There is no disputing that certain holistic therapies and practices are good for the body and the mind. Yoga is a highly beneficial form of exercise, meditation has been proven to lower stress levels, and lets face it—massage just feels damn good. While some may scoff at energy healing like reiki and light therapy, practices like aligning the chakras or re-balancing the body with sacred crystals, or courses designed to ‘Discover the Goddess Within’, others swear by them; and if it makes you feel good, why not do it?

The problem lies not with the practices themselves, but with the simple fact that where there are people willing to part with their cash, there will always be others willing to take it. That’s not to say that all healers or gurus are scammers. In fact, many of them are quite good at what they do and can considerably help people, whether it be with with physical health issues or mental or emotional damage. However, when you visit a traditional Balinese healer with a compound packed with tourists and not a Balinese person in sight, or come across young Australian women claiming to be Balinese shamans offering healing sessions for upwards of $300 AUD a pop, you have to wonder.



Then there are the stories of starry-eyed travelers falling head over heals for that deep, oh-so ‘in tune with the universe’ guy or gal (local and foreign), only to go home at the end their trip with half their life savings gone and nothing to show for it.

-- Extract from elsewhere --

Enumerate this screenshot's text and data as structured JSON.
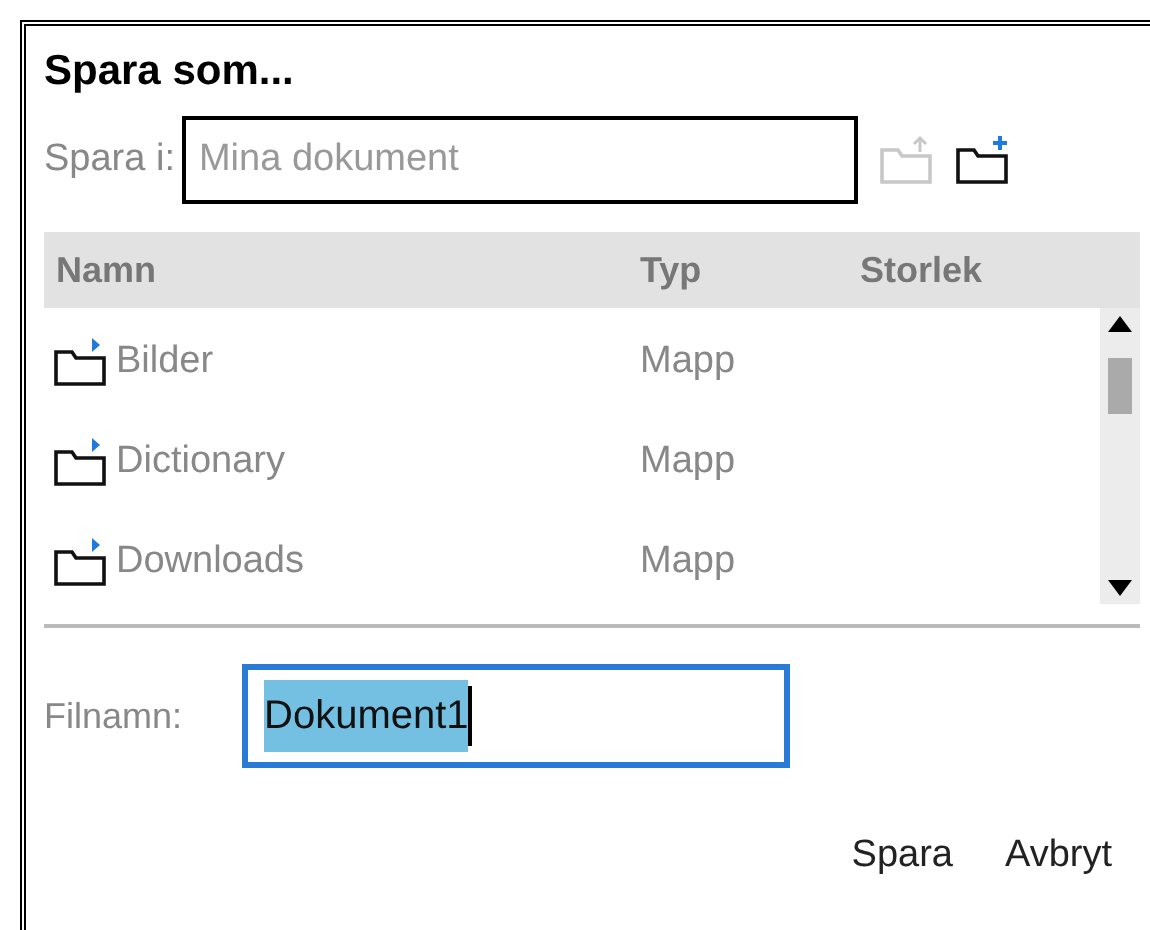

The bottom line is—yes, Ubud is a spiritual place and it can feel like magical at times. And yes, there are people out there who truly are healers and people who can improve the lives of others through counseling, holistic therapies and good old psychology. If you really, truly believe that alternative healing may be for you, then by all means, seek out a tarot reader, take some life transformation sessions or get some crystal therapy if that’s what you want. But be sure you know what you’re getting into before you part with your money.

Ask around to find out who the trusted healers are, do some research and read reviews from past clients. Know what to look for when you’re on the search. For example, most Reiki Masters train for at least a year or more before they gain certification, and a massage therapist in the United States must have anywhere from 330 to 1,000 contact hours in addition to classroom training in anatomy, physiology and kinesiology before they can obtain a license to legally practice massage therapy. Even an entry-level psychotherapist must study for at least six to seven years before they can practice – four years for a BA and two or three more for an MA.

Be wary of people who claim to have a great deal of experience but no certifications, or ‘healers’ who take a four-week course and call themselves a ‘master’. Would you take your broken computer to a self-taught, self-proclaimed computer fix-it guy or would you want to go to a trained and qualified professional? The same should be true for your body and mind.

When it comes down to it, you don’t have to be paranoid, suspicious or uptight when it comes to healers, therapists and self-help experts. But at the same time, just because you’re on holiday doesn’t mean your common sense should be too.

Posted under: Blog, Indonesia

Tagged as: , ,

About Stephanie

After traveling as often and as much as I could, I left Canada in 2007 to experience life on the other side of the world. I've lived and worked in Cambodia, Vietnam and Hong Kong, and I now call Bali, Indonesia home. I currently write for a number of print publications, blogs and websites, and love to share travel tips, stories and news with fellow wanderers and expats traveling and living in amazing Southeast Asia.

Leave a Reply

Your email address will not be published. Required fields are marked *